    Further investigation into a proposed organization for the exchange of Soviet and American films is not considered necessary.

  • July 20, 1945

    Summary of Activities of the Liaison Officers to the American Military Mission

    Major Prager summarizes information from Romanian liaison officers and interpreters working with the American Military Mission between April 1 and June 30, 1945.

  • August 23, 1945

    Cable from Vyacheslav Molotov to Soviet Ambassador in the United States

    Drafted response from Stalin to Truman regarding Hokkaido and Kurile Islands.

  • August 29, 1945

    Cable from Kuz’ma Derevyanko to Aleksei Antonov

    Report concerning the division of occupied territory in the Pacific between the Soviet Union and the United States.

  • October 09, 1945

    TASS News Summary

    Stories include disputes in the US about putting the atomic bomb under international supervision, a speech by Truman on the atomic bomb, British conservative party politics, the dissolution of the national assembly in Portugal, elections in Budapest, and a speech by British Foreign Secretary Bevin on the conference of ministers of foreign affairs.

  • February 22, 1946

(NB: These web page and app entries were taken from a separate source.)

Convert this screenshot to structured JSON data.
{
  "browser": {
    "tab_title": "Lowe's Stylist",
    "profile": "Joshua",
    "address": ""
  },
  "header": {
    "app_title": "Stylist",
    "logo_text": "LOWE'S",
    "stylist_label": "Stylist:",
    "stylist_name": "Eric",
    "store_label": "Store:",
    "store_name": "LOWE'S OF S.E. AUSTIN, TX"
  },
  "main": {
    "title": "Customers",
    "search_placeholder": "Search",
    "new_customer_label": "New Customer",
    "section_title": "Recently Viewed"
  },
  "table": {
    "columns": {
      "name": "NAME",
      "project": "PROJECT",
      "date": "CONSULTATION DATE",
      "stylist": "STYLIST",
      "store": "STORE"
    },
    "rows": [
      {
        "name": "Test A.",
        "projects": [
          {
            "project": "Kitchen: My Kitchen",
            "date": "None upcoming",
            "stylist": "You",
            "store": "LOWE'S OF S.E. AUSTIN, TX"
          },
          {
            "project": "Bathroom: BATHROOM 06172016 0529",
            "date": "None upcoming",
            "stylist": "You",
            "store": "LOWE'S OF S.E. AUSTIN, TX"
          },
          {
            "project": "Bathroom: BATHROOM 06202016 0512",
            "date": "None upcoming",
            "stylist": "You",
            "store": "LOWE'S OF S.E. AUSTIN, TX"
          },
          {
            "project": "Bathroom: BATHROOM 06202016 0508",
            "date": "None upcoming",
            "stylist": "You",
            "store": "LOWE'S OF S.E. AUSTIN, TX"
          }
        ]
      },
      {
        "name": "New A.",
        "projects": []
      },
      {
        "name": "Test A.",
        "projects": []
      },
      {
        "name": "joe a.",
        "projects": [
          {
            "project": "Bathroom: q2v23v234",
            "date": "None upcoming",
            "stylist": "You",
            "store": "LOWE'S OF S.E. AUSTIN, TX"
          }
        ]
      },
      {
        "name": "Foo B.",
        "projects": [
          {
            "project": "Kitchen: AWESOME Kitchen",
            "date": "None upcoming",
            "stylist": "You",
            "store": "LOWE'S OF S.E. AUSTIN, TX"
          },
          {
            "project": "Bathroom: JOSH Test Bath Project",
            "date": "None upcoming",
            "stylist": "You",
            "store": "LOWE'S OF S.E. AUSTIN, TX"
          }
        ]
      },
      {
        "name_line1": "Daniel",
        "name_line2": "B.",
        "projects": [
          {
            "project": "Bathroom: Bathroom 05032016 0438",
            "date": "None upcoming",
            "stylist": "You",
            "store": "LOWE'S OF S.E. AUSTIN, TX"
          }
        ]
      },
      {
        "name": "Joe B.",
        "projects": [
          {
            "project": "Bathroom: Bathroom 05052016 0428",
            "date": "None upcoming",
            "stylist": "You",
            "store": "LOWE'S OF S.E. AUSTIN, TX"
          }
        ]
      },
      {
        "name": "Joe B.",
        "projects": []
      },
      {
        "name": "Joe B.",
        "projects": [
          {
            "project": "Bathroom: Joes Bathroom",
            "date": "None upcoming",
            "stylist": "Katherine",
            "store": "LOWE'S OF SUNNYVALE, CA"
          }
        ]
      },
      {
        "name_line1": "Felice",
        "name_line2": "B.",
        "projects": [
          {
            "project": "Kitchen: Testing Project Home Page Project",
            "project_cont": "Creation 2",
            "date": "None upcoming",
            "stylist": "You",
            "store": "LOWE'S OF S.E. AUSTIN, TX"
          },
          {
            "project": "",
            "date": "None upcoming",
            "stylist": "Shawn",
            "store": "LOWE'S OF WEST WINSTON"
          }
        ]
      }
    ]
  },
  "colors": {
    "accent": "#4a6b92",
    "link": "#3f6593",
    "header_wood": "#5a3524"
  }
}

    George Kennan's 'Long Telegram'

    Ambassador George F. Kennan writes to the Secretary of State with a lengthy analysis of Soviet policy in an attempt to explain their recent uncooperative behavior. This message would later become famous as the "long telegram."

  • March 05, 1946

    Churchhill's "Iron Curtain" Speech, "Sinews of Peace"

    Text of speech given by Churchill at Westminster College in Fulton, Missouri in which he first used the phrase "iron curtain."

  • May 06, 1946

    From the Diary of V.M. Molotov, Reception of the Chinese Ambassador to France, Jing Tai, on 6 May 1946 at 3:00 p.m. in the Soviet Embassy in Paris

    The conversation is concerning the "German question" in terms of the conditions and aftermath of the surrender. PR China sees the negotiation on Germany as becoming an agreement that might apply similar to the question on the Japanese surrender. For this reason Jing Tai asks Molotov to allow China to take part in the negotiations on Germany. The trials of Japanese war criminals were also discussed.